**WHAT THE EXERCISE ASKS:** Keep only the lines that hold the string "something", filtering out the rest of the entries below.

**SOURCE MATERIAL:**
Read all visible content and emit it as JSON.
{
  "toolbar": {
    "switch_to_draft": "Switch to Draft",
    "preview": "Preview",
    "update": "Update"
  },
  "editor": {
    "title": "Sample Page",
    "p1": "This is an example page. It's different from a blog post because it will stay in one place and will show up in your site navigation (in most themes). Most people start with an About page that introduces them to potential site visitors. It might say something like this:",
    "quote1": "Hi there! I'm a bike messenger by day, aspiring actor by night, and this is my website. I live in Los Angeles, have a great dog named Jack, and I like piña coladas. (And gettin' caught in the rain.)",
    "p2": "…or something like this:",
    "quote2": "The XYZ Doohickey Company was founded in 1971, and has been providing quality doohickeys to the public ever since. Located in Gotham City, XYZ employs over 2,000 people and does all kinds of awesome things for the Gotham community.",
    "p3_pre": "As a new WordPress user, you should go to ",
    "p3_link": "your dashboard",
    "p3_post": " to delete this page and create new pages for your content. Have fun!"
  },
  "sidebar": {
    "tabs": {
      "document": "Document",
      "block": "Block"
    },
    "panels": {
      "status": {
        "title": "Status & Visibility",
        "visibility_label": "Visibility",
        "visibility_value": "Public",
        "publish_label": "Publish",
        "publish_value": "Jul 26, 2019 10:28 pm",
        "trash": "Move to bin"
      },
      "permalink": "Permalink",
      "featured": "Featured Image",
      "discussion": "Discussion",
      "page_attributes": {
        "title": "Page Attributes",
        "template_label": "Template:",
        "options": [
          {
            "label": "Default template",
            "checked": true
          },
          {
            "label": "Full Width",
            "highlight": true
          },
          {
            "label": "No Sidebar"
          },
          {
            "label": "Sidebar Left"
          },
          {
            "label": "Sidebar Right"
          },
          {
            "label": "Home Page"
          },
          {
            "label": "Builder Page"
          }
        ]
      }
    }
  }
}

**SOLUTION TO THIS TASK:**
    "p1": "This is an example page. It's different from a blog post because it will stay in one place and will show up in your site navigation (in most themes). Most people start with an About page that introduces them to potential site visitors. It might say something like this:",
    "p2": "…or something like this:",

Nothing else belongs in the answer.